DESCRIPTION OF THE TASK
The entries below are to be reproduced exactly, with their pictures omitted.

-- RECORDS SHOWN follows --

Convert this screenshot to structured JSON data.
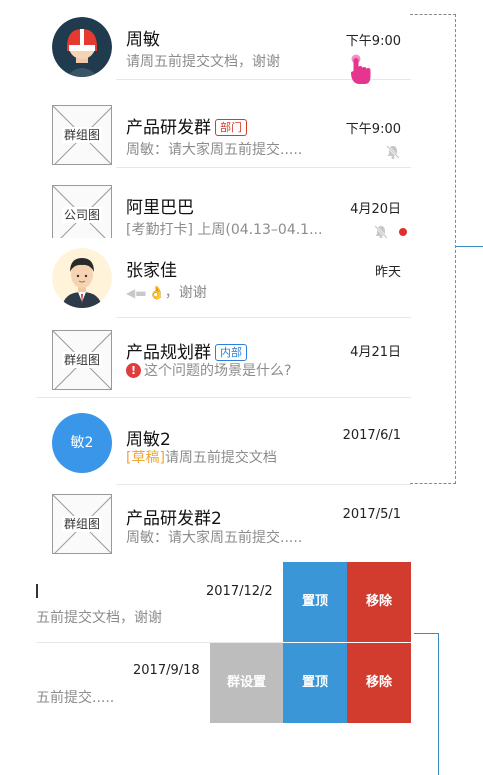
{
  "chats": [
    {
      "name": "周敏",
      "message": "请周五前提交文档，谢谢",
      "time": "下午9:00",
      "avatar_type": "photo-red-helmet"
    },
    {
      "name": "产品研发群",
      "tag": "部门",
      "tag_color": "#d53a2b",
      "message": "周敏：请大家周五前提交.....",
      "time": "下午9:00",
      "muted": true,
      "avatar_label": "群组图"
    },
    {
      "name": "阿里巴巴",
      "message": "[考勤打卡] 上周(04.13–04.1...",
      "time": "4月20日",
      "muted": true,
      "unread_dot": true,
      "avatar_label": "公司图"
    },
    {
      "name": "张家佳",
      "message": "，谢谢",
      "message_icons": [
        "back-arrow-icon",
        "ok-hand-icon"
      ],
      "time": "昨天",
      "avatar_type": "photo-man-suit"
    },
    {
      "name": "产品规划群",
      "tag": "内部",
      "tag_color": "#2d7fd8",
      "message": "这个问题的场景是什么?",
      "message_icon": "warning-icon",
      "time": "4月21日",
      "avatar_label": "群组图"
    },
    {
      "name": "周敏2",
      "draft_label": "[草稿]",
      "message": "请周五前提交文档",
      "time": "2017/6/1",
      "avatar_text": "敏2",
      "avatar_color": "#3a96e8"
    },
    {
      "name": "产品研发群2",
      "message": "周敏：请大家周五前提交.....",
      "time": "2017/5/1",
      "avatar_label": "群组图"
    }
  ],
  "swipe_rows": [
    {
      "message": "五前提交文档，谢谢",
      "time": "2017/12/2",
      "actions": [
        "置顶",
        "移除"
      ]
    },
    {
      "message": "五前提交.....",
      "time": "2017/9/18",
      "actions": [
        "群设置",
        "置顶",
        "移除"
      ]
    }
  ],
  "colors": {
    "pin": "#3a96d6",
    "remove": "#d23c2f",
    "group_settings": "#bdbdbd",
    "gesture": "#e6358f",
    "connector": "#3a8ac4"
  }
}
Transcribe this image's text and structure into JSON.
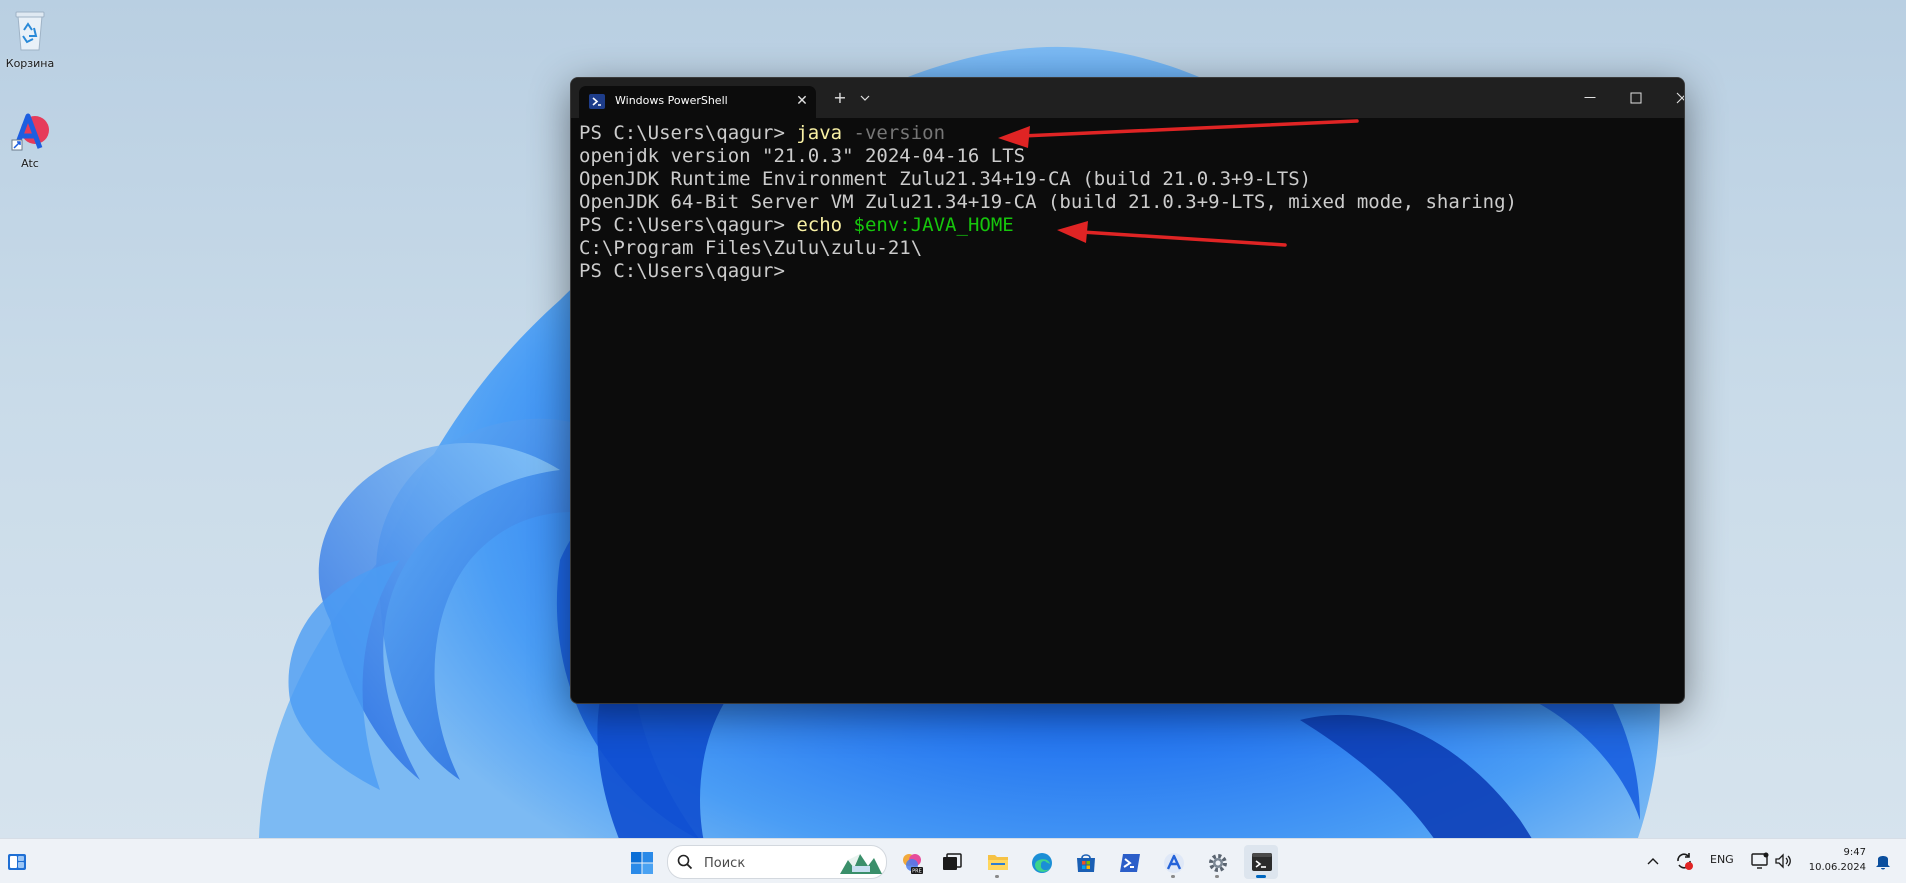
{
  "desktop": {
    "icons": [
      {
        "label": "Корзина"
      },
      {
        "label": "Atc"
      }
    ]
  },
  "terminal": {
    "tab_title": "Windows PowerShell",
    "new_tab_symbol": "+",
    "close_tab_symbol": "✕",
    "lines": {
      "l1_prompt": "PS C:\\Users\\qagur> ",
      "l1_cmd": "java",
      "l1_param": " -version",
      "l2": "openjdk version \"21.0.3\" 2024-04-16 LTS",
      "l3": "OpenJDK Runtime Environment Zulu21.34+19-CA (build 21.0.3+9-LTS)",
      "l4": "OpenJDK 64-Bit Server VM Zulu21.34+19-CA (build 21.0.3+9-LTS, mixed mode, sharing)",
      "l5_prompt": "PS C:\\Users\\qagur> ",
      "l5_cmd": "echo",
      "l5_var": " $env:JAVA_HOME",
      "l6": "C:\\Program Files\\Zulu\\zulu-21\\",
      "l7_prompt": "PS C:\\Users\\qagur>"
    },
    "colors": {
      "background": "#0c0c0c",
      "text": "#cccccc",
      "command": "#f9f1a5",
      "parameter": "#767676",
      "variable": "#16c60c"
    }
  },
  "annotations": {
    "arrow_color": "#e02424"
  },
  "taskbar": {
    "search_placeholder": "Поиск",
    "apps": [
      "widgets-icon",
      "start-icon",
      "copilot-icon",
      "task-view-icon",
      "file-explorer-icon",
      "edge-icon",
      "store-icon",
      "powershell-icon",
      "atc-icon",
      "settings-icon",
      "terminal-icon"
    ],
    "tray": {
      "language": "ENG",
      "time": "9:47",
      "date": "10.06.2024"
    }
  }
}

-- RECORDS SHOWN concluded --

WORKED SOLUTION
Convert this screenshot to structured JSON data.
{
  "chats": [
    {
      "name": "周敏",
      "message": "请周五前提交文档，谢谢",
      "time": "下午9:00",
      "avatar_type": "photo-red-helmet"
    },
    {
      "name": "产品研发群",
      "tag": "部门",
      "tag_color": "#d53a2b",
      "message": "周敏：请大家周五前提交.....",
      "time": "下午9:00",
      "muted": true,
      "avatar_label": "群组图"
    },
    {
      "name": "阿里巴巴",
      "message": "[考勤打卡] 上周(04.13–04.1...",
      "time": "4月20日",
      "muted": true,
      "unread_dot": true,
      "avatar_label": "公司图"
    },
    {
      "name": "张家佳",
      "message": "，谢谢",
      "message_icons": [
        "back-arrow-icon",
        "ok-hand-icon"
      ],
      "time": "昨天",
      "avatar_type": "photo-man-suit"
    },
    {
      "name": "产品规划群",
      "tag": "内部",
      "tag_color": "#2d7fd8",
      "message": "这个问题的场景是什么?",
      "message_icon": "warning-icon",
      "time": "4月21日",
      "avatar_label": "群组图"
    },
    {
      "name": "周敏2",
      "draft_label": "[草稿]",
      "message": "请周五前提交文档",
      "time": "2017/6/1",
      "avatar_text": "敏2",
      "avatar_color": "#3a96e8"
    },
    {
      "name": "产品研发群2",
      "message": "周敏：请大家周五前提交.....",
      "time": "2017/5/1",
      "avatar_label": "群组图"
    }
  ],
  "swipe_rows": [
    {
      "message": "五前提交文档，谢谢",
      "time": "2017/12/2",
      "actions": [
        "置顶",
        "移除"
      ]
    },
    {
      "message": "五前提交.....",
      "time": "2017/9/18",
      "actions": [
        "群设置",
        "置顶",
        "移除"
      ]
    }
  ],
  "colors": {
    "pin": "#3a96d6",
    "remove": "#d23c2f",
    "group_settings": "#bdbdbd",
    "gesture": "#e6358f",
    "connector": "#3a8ac4"
  }
}
Transcribe this image's text and structure into JSON.
{
  "desktop": {
    "icons": [
      {
        "label": "Корзина"
      },
      {
        "label": "Atc"
      }
    ]
  },
  "terminal": {
    "tab_title": "Windows PowerShell",
    "new_tab_symbol": "+",
    "close_tab_symbol": "✕",
    "lines": {
      "l1_prompt": "PS C:\\Users\\qagur> ",
      "l1_cmd": "java",
      "l1_param": " -version",
      "l2": "openjdk version \"21.0.3\" 2024-04-16 LTS",
      "l3": "OpenJDK Runtime Environment Zulu21.34+19-CA (build 21.0.3+9-LTS)",
      "l4": "OpenJDK 64-Bit Server VM Zulu21.34+19-CA (build 21.0.3+9-LTS, mixed mode, sharing)",
      "l5_prompt": "PS C:\\Users\\qagur> ",
      "l5_cmd": "echo",
      "l5_var": " $env:JAVA_HOME",
      "l6": "C:\\Program Files\\Zulu\\zulu-21\\",
      "l7_prompt": "PS C:\\Users\\qagur>"
    },
    "colors": {
      "background": "#0c0c0c",
      "text": "#cccccc",
      "command": "#f9f1a5",
      "parameter": "#767676",
      "variable": "#16c60c"
    }
  },
  "annotations": {
    "arrow_color": "#e02424"
  },
  "taskbar": {
    "search_placeholder": "Поиск",
    "apps": [
      "widgets-icon",
      "start-icon",
      "copilot-icon",
      "task-view-icon",
      "file-explorer-icon",
      "edge-icon",
      "store-icon",
      "powershell-icon",
      "atc-icon",
      "settings-icon",
      "terminal-icon"
    ],
    "tray": {
      "language": "ENG",
      "time": "9:47",
      "date": "10.06.2024"
    }
  }
}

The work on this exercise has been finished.